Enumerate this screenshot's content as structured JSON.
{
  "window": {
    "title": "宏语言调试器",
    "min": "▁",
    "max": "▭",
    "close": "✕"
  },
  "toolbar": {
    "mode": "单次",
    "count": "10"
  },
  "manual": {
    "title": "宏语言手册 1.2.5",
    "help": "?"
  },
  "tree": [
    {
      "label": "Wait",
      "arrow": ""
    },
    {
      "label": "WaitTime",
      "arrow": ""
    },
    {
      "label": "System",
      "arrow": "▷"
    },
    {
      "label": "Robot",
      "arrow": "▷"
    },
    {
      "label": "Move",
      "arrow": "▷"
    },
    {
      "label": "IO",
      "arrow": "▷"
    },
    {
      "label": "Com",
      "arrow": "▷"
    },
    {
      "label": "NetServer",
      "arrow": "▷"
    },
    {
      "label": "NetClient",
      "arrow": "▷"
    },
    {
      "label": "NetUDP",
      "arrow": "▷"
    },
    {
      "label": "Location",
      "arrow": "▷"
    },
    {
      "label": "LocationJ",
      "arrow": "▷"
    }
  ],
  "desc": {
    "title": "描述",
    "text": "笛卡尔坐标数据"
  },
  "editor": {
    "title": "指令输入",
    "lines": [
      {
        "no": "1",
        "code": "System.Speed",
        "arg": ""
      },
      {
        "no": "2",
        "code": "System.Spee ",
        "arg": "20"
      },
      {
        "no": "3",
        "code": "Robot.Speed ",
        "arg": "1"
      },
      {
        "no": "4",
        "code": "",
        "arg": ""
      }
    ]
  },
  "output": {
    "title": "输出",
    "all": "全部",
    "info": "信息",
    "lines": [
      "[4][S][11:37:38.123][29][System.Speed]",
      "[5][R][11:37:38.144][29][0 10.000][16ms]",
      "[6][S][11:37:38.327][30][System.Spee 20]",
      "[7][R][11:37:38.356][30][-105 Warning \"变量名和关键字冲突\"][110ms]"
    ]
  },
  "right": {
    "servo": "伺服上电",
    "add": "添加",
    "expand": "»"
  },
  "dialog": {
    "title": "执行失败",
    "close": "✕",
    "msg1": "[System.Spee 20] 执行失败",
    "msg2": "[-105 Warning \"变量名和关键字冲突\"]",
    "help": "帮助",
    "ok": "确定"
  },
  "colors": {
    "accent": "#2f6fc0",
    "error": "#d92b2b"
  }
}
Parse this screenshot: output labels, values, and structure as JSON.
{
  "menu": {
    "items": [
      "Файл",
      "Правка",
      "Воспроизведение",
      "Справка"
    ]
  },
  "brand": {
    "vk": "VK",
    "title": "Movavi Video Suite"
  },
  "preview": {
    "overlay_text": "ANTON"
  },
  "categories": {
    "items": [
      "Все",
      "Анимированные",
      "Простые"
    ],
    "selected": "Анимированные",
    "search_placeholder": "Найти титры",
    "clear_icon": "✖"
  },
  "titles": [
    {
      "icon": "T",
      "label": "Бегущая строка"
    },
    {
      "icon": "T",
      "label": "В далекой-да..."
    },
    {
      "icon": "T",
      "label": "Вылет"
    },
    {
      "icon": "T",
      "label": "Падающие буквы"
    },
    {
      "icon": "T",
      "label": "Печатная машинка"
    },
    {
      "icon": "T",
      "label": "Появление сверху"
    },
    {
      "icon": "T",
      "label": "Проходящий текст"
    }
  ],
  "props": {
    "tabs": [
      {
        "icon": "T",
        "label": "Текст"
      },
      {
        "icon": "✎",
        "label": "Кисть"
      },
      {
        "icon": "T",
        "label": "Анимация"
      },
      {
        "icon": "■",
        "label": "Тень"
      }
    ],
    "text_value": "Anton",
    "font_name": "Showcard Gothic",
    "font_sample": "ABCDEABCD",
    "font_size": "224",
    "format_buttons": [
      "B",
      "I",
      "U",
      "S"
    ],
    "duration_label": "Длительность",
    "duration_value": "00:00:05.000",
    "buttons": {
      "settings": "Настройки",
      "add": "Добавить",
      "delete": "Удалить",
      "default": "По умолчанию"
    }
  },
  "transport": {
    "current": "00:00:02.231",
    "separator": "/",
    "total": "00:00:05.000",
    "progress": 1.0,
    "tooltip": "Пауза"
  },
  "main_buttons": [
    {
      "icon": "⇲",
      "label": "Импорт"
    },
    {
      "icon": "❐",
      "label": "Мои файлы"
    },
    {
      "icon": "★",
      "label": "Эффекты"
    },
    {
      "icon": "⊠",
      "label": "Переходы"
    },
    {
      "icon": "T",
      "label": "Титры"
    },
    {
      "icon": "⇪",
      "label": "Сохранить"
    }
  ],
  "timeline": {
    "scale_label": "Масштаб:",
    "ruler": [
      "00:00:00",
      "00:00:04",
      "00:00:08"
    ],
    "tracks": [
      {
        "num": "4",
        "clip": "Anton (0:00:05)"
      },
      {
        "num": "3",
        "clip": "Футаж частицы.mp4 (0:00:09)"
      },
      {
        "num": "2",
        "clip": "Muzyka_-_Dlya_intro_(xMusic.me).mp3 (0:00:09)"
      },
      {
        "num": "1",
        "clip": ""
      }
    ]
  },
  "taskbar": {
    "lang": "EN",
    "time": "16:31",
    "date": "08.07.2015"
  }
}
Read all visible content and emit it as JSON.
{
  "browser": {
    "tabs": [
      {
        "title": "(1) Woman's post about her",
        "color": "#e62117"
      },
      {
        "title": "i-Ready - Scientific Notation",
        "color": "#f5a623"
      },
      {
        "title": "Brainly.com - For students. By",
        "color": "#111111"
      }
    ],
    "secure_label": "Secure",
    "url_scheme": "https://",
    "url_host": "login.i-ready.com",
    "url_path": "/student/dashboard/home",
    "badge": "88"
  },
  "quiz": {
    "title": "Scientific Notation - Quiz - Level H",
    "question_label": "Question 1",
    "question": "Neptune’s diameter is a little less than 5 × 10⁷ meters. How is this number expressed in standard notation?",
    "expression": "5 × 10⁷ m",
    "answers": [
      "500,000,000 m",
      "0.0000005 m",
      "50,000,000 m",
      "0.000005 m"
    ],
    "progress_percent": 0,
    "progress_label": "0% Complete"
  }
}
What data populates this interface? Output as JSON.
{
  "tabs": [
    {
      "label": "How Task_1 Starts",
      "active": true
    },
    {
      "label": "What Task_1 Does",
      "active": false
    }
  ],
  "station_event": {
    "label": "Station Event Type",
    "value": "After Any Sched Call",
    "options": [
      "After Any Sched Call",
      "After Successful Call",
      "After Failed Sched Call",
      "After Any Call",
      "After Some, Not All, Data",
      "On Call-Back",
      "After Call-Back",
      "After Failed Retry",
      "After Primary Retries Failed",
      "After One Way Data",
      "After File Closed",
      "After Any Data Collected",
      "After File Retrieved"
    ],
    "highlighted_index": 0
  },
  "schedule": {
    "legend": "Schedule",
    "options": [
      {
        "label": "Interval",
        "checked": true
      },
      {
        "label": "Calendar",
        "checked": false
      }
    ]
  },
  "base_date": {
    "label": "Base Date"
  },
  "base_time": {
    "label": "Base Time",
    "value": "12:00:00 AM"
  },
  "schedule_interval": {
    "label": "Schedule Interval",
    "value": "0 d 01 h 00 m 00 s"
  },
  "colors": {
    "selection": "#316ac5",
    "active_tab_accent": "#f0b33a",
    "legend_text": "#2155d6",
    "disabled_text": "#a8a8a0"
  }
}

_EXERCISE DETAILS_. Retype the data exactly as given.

_RESPONSE BELOW_.
Enumerate this screenshot's content as structured JSON.
{
  "window": {
    "title": "宏语言调试器",
    "min": "▁",
    "max": "▭",
    "close": "✕"
  },
  "toolbar": {
    "mode": "单次",
    "count": "10"
  },
  "manual": {
    "title": "宏语言手册 1.2.5",
    "help": "?"
  },
  "tree": [
    {
      "label": "Wait",
      "arrow": ""
    },
    {
      "label": "WaitTime",
      "arrow": ""
    },
    {
      "label": "System",
      "arrow": "▷"
    },
    {
      "label": "Robot",
      "arrow": "▷"
    },
    {
      "label": "Move",
      "arrow": "▷"
    },
    {
      "label": "IO",
      "arrow": "▷"
    },
    {
      "label": "Com",
      "arrow": "▷"
    },
    {
      "label": "NetServer",
      "arrow": "▷"
    },
    {
      "label": "NetClient",
      "arrow": "▷"
    },
    {
      "label": "NetUDP",
      "arrow": "▷"
    },
    {
      "label": "Location",
      "arrow": "▷"
    },
    {
      "label": "LocationJ",
      "arrow": "▷"
    }
  ],
  "desc": {
    "title": "描述",
    "text": "笛卡尔坐标数据"
  },
  "editor": {
    "title": "指令输入",
    "lines": [
      {
        "no": "1",
        "code": "System.Speed",
        "arg": ""
      },
      {
        "no": "2",
        "code": "System.Spee ",
        "arg": "20"
      },
      {
        "no": "3",
        "code": "Robot.Speed ",
        "arg": "1"
      },
      {
        "no": "4",
        "code": "",
        "arg": ""
      }
    ]
  },
  "output": {
    "title": "输出",
    "all": "全部",
    "info": "信息",
    "lines": [
      "[4][S][11:37:38.123][29][System.Speed]",
      "[5][R][11:37:38.144][29][0 10.000][16ms]",
      "[6][S][11:37:38.327][30][System.Spee 20]",
      "[7][R][11:37:38.356][30][-105 Warning \"变量名和关键字冲突\"][110ms]"
    ]
  },
  "right": {
    "servo": "伺服上电",
    "add": "添加",
    "expand": "»"
  },
  "dialog": {
    "title": "执行失败",
    "close": "✕",
    "msg1": "[System.Spee 20] 执行失败",
    "msg2": "[-105 Warning \"变量名和关键字冲突\"]",
    "help": "帮助",
    "ok": "确定"
  },
  "colors": {
    "accent": "#2f6fc0",
    "error": "#d92b2b"
  }
}
Parse this screenshot: output labels, values, and structure as JSON.
{
  "menu": {
    "items": [
      "Файл",
      "Правка",
      "Воспроизведение",
      "Справка"
    ]
  },
  "brand": {
    "vk": "VK",
    "title": "Movavi Video Suite"
  },
  "preview": {
    "overlay_text": "ANTON"
  },
  "categories": {
    "items": [
      "Все",
      "Анимированные",
      "Простые"
    ],
    "selected": "Анимированные",
    "search_placeholder": "Найти титры",
    "clear_icon": "✖"
  },
  "titles": [
    {
      "icon": "T",
      "label": "Бегущая строка"
    },
    {
      "icon": "T",
      "label": "В далекой-да..."
    },
    {
      "icon": "T",
      "label": "Вылет"
    },
    {
      "icon": "T",
      "label": "Падающие буквы"
    },
    {
      "icon": "T",
      "label": "Печатная машинка"
    },
    {
      "icon": "T",
      "label": "Появление сверху"
    },
    {
      "icon": "T",
      "label": "Проходящий текст"
    }
  ],
  "props": {
    "tabs": [
      {
        "icon": "T",
        "label": "Текст"
      },
      {
        "icon": "✎",
        "label": "Кисть"
      },
      {
        "icon": "T",
        "label": "Анимация"
      },
      {
        "icon": "■",
        "label": "Тень"
      }
    ],
    "text_value": "Anton",
    "font_name": "Showcard Gothic",
    "font_sample": "ABCDEABCD",
    "font_size": "224",
    "format_buttons": [
      "B",
      "I",
      "U",
      "S"
    ],
    "duration_label": "Длительность",
    "duration_value": "00:00:05.000",
    "buttons": {
      "settings": "Настройки",
      "add": "Добавить",
      "delete": "Удалить",
      "default": "По умолчанию"
    }
  },
  "transport": {
    "current": "00:00:02.231",
    "separator": "/",
    "total": "00:00:05.000",
    "progress": 1.0,
    "tooltip": "Пауза"
  },
  "main_buttons": [
    {
      "icon": "⇲",
      "label": "Импорт"
    },
    {
      "icon": "❐",
      "label": "Мои файлы"
    },
    {
      "icon": "★",
      "label": "Эффекты"
    },
    {
      "icon": "⊠",
      "label": "Переходы"
    },
    {
      "icon": "T",
      "label": "Титры"
    },
    {
      "icon": "⇪",
      "label": "Сохранить"
    }
  ],
  "timeline": {
    "scale_label": "Масштаб:",
    "ruler": [
      "00:00:00",
      "00:00:04",
      "00:00:08"
    ],
    "tracks": [
      {
        "num": "4",
        "clip": "Anton (0:00:05)"
      },
      {
        "num": "3",
        "clip": "Футаж частицы.mp4 (0:00:09)"
      },
      {
        "num": "2",
        "clip": "Muzyka_-_Dlya_intro_(xMusic.me).mp3 (0:00:09)"
      },
      {
        "num": "1",
        "clip": ""
      }
    ]
  },
  "taskbar": {
    "lang": "EN",
    "time": "16:31",
    "date": "08.07.2015"
  }
}
Read all visible content and emit it as JSON.
{
  "browser": {
    "tabs": [
      {
        "title": "(1) Woman's post about her",
        "color": "#e62117"
      },
      {
        "title": "i-Ready - Scientific Notation",
        "color": "#f5a623"
      },
      {
        "title": "Brainly.com - For students. By",
        "color": "#111111"
      }
    ],
    "secure_label": "Secure",
    "url_scheme": "https://",
    "url_host": "login.i-ready.com",
    "url_path": "/student/dashboard/home",
    "badge": "88"
  },
  "quiz": {
    "title": "Scientific Notation - Quiz - Level H",
    "question_label": "Question 1",
    "question": "Neptune’s diameter is a little less than 5 × 10⁷ meters. How is this number expressed in standard notation?",
    "expression": "5 × 10⁷ m",
    "answers": [
      "500,000,000 m",
      "0.0000005 m",
      "50,000,000 m",
      "0.000005 m"
    ],
    "progress_percent": 0,
    "progress_label": "0% Complete"
  }
}
What data populates this interface? Output as JSON.
{
  "tabs": [
    {
      "label": "How Task_1 Starts",
      "active": true
    },
    {
      "label": "What Task_1 Does",
      "active": false
    }
  ],
  "station_event": {
    "label": "Station Event Type",
    "value": "After Any Sched Call",
    "options": [
      "After Any Sched Call",
      "After Successful Call",
      "After Failed Sched Call",
      "After Any Call",
      "After Some, Not All, Data",
      "On Call-Back",
      "After Call-Back",
      "After Failed Retry",
      "After Primary Retries Failed",
      "After One Way Data",
      "After File Closed",
      "After Any Data Collected",
      "After File Retrieved"
    ],
    "highlighted_index": 0
  },
  "schedule": {
    "legend": "Schedule",
    "options": [
      {
        "label": "Interval",
        "checked": true
      },
      {
        "label": "Calendar",
        "checked": false
      }
    ]
  },
  "base_date": {
    "label": "Base Date"
  },
  "base_time": {
    "label": "Base Time",
    "value": "12:00:00 AM"
  },
  "schedule_interval": {
    "label": "Schedule Interval",
    "value": "0 d 01 h 00 m 00 s"
  },
  "colors": {
    "selection": "#316ac5",
    "active_tab_accent": "#f0b33a",
    "legend_text": "#2155d6",
    "disabled_text": "#a8a8a0"
  }
}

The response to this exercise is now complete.